Without meetings, without rituals, ceremonies, myths and symbols, there can be no great people. Afro Americans, recognizing this… went out into the alleys and the fields and formed their own institutions, and in the process, invented themselves. - scholar Lerone Bennett Jr, 1968
Firstly, Black Americans used to have yearly celebrations in remembrance of Emancipation. A terrific book about these celebrations is Festivals of Freedom: Memory and Meaning in African American Emancipation Celebrations, 1808-1915. It was at the 3 week long 50th Emancipation celebration in Washington D.C. that Carter G. Woodson first found his inspiration for what we now call Black History Month.
Thousands of Black people waited in long lines to see exhibits about the progress Blacks had made since Emancipation. Woodson, who had a doctorate degree from Harvard, also had an exhibit set up. Seeing so many people anxious to know their history inspired Woodson to form the Association for the Study of Negro Life and History (ASNLH), “an organization to promote the scientific study of black life and history.”
He established The Journal of Negro History in 1916 and hoped that others would popularize the research he and his fellow scholars published. He began to promote their uncovered Black achievements. He was able to get his Omega Psi Phi fraternity brothers to establish a successful Negro History and Literature Week, but Woodson wanted more. In February, 1926, Woodson sent out a press release announcing Negro History Week.
"Woodson chose February for the reasons of tradition and reform.”
- Tradition: Abraham Lincoln and Frederick Douglass both have birthdays in February. Republicans and Blacks had already been celebrating Lincoln’s birthday (12th) and Blacks had been celebrating Douglass’ birthday (14th). By not creating something completely new but rather extending on celebrations that were already there, Woodson sought to increase his chance of successfully establishing Negro History Week.

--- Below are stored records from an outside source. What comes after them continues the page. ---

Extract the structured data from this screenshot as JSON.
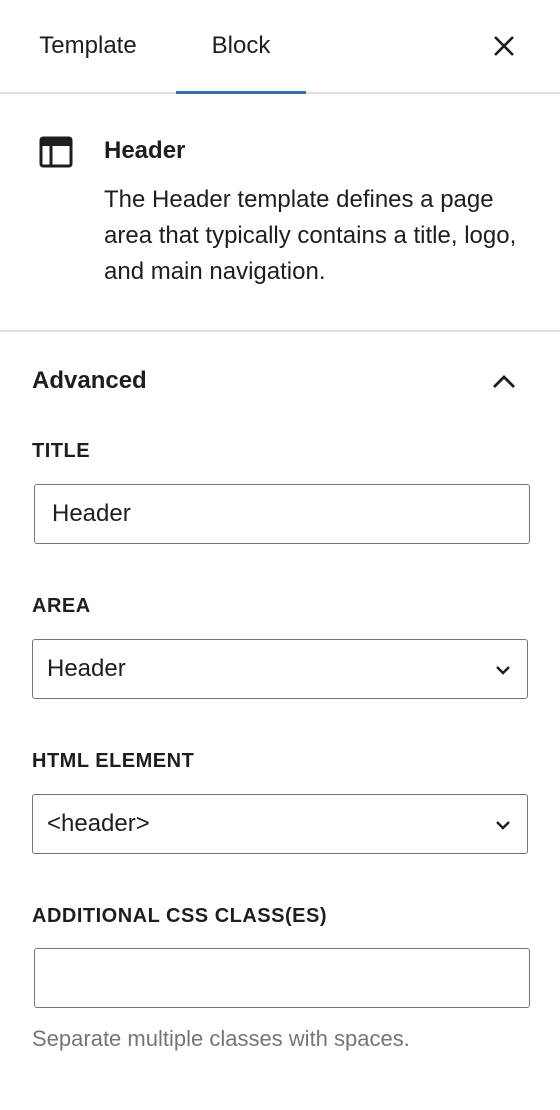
{
  "tabs": {
    "template_label": "Template",
    "block_label": "Block",
    "active": "Block",
    "active_color": "#3873b0"
  },
  "close": {
    "icon": "close-icon"
  },
  "block_card": {
    "icon": "header-layout-icon",
    "title": "Header",
    "description": "The Header template defines a page area that typically contains a title, logo, and main navigation."
  },
  "advanced": {
    "title": "Advanced",
    "expanded": true,
    "fields": {
      "title_label": "TITLE",
      "title_value": "Header",
      "area_label": "AREA",
      "area_value": "Header",
      "html_element_label": "HTML ELEMENT",
      "html_element_value": "<header>",
      "css_class_label": "ADDITIONAL CSS CLASS(ES)",
      "css_class_value": "",
      "css_class_help": "Separate multiple classes with spaces."
    }
  }
}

- Reform: Woodson did not particularly like the celebrations held for Lincoln and Douglass. He believed that history and progress was made by people, not just by great men. He wanted to shift the focus away from just two individuals to the entire race.
So, there you go.
How popular was Negro History Week? Was Negro History Week meant to be permanent or temporary? How did Negro History Week become Black History Month? How would Woodson feel about the commercialization of Black History Month? Read more (via ASALH)
- First raise the prices of homes in certain areas, making it difficult for minorities to live there (this in addition to the institutional racism found in banks that regularly deny home loans to blacks and browns irrespective of credit).
- Then create a legal justification for segregating schools by implementing “school zones” in the administration; the idea that if a student lives too far from the school (out of zone) the likelihood of truancy and tardiness increases. So, certain schools for certain kids.
- Thus succeed in legally maintaining segregated schools with some being predominately white, and others being predominately black/latino (with a few integrated ones to keep up the illusion of racial equality). Because hey Hakim Jones, you’re 10 miles out of our zone but you are within range of Underpaid Teachers and 40 Kids In A Class High School. Check that one out :)